in 9% of the REYATAZ-treated patients, 5% of the efavirenz-treated patients, and 17% of the nelfinavir-treated patients. ALT levels >5 times ULN developed in 15% of the REYATAZ-treated patients, 14% of the efavirenz-treated patients, and 17% of the nelfinavir- treated patients. Within atazanavir and control regimens, no difference in frequency of bilirubin elevations was noted between
seropositive and seronegative patients.
DOSAGE AND ADMINISTRATION
The recommended dose of REYATAZ (atazanavir sulfate) is 400 mg (two 200-mg capsules) once daily taken with food.
Important dosing information:
Efavirenz. When coadministered with efavirenz, it is recommended that REYATAZ 300 mg and ritonavir 100 mg be given with efavirenz 600 mg (all as a single daily dose with food). REYATAZ without ritonavir should not be coadministered with efavirenz.
Didanosine. When coadministered with didanosine buffered formulations, REYATAZ should be given (with food) 2 hours before or 1 hour after didanosine.
Antacids and buffered medications
Reduced plasma concentrations of atazanavir are expected if antacids, including buffered medications, medications antacids, are administered
with REYATAZ. REYATAZ should be administered 2 h before or 1 h after these medications.
Drug Interactions (see Package Insert and talk with your doctor for full discussion about potential drug-drug interactions)
Atazanavir is an inhibitor of CYP3A and UGT1A1. Coadministration of REYATAZ (atazanavir sulfate) and drugs primarily metab-olized by CYP3A (eg, calcium channel blockers, HMG-CoA reductase inhibitors, immunosuppressants, and sildenafil) or UGT1A1 (eg, irinotecan) may result in increased plasma concentrations of the other drug that could increase or prolong its therapeutic
and adverse effects.
Particular caution should be used when prescribing sildenafil (VIAGRA) in patients receiving protease inhibitors, including REYATAZ. Coadministration
of a protease inhibitor with sildenafil is expected to substantially increase sildenafil concentrations and may result in an increase in sildenafil-associated adverse events, including hypotension, visual changes, and priapism. (See complete prescribing information for sildenafil.)
Concomitant use of REYATAZ with lovastatin or simvastatin is not recommended.

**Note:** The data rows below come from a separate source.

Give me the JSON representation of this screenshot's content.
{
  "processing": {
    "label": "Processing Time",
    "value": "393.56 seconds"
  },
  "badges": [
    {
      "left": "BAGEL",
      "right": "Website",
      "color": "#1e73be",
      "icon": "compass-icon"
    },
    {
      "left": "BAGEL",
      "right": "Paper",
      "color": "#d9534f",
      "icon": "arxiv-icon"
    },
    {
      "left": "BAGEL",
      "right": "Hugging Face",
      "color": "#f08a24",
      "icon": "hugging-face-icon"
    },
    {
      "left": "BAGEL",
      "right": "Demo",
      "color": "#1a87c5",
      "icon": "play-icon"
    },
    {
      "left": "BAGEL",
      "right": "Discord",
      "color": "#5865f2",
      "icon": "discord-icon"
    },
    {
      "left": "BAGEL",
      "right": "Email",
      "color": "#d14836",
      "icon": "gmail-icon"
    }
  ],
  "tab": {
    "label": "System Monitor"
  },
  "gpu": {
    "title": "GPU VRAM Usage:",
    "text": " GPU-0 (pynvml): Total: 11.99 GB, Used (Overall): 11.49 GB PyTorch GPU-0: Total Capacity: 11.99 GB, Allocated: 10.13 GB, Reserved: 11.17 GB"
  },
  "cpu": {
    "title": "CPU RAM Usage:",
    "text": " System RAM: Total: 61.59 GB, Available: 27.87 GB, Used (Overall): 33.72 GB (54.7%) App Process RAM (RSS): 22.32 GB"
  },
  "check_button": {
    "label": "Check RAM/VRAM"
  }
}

Caution should be exercised if HIV protease inhibitors, including REYATAZ, are used concurrently with other HMG-CoA reductase inhibitors that are also metabolized by the CYP3A pathway (eg, atorvastatin). The risk of myopathy, including rhabdomyolysis, may be increased when HIV protease inhibitors, including REYATAZ, are used in combination with these drugs.
Concomitant use of REYATAZ and St. John's wort (Hypericum perforatum), or products containing St. John's wort, is not recommended. Coadministration of protease inhibitors, including REYATAZ, with St. John's wort is expected to substantially decrease concentrations of the protease inhibitor and may result in suboptimal levels of atazanavir and lead to loss of virologic response and possible resistance to atazanavir or to the class of protease inhibitors. Patients taking REYATAZ should not use products containing St. John's wort
(Hypericum perforatum) because coadministration may be expected to reduce
plasma concentrations of atazanavir. This may result in loss of therapeutic
effect and development of resistance.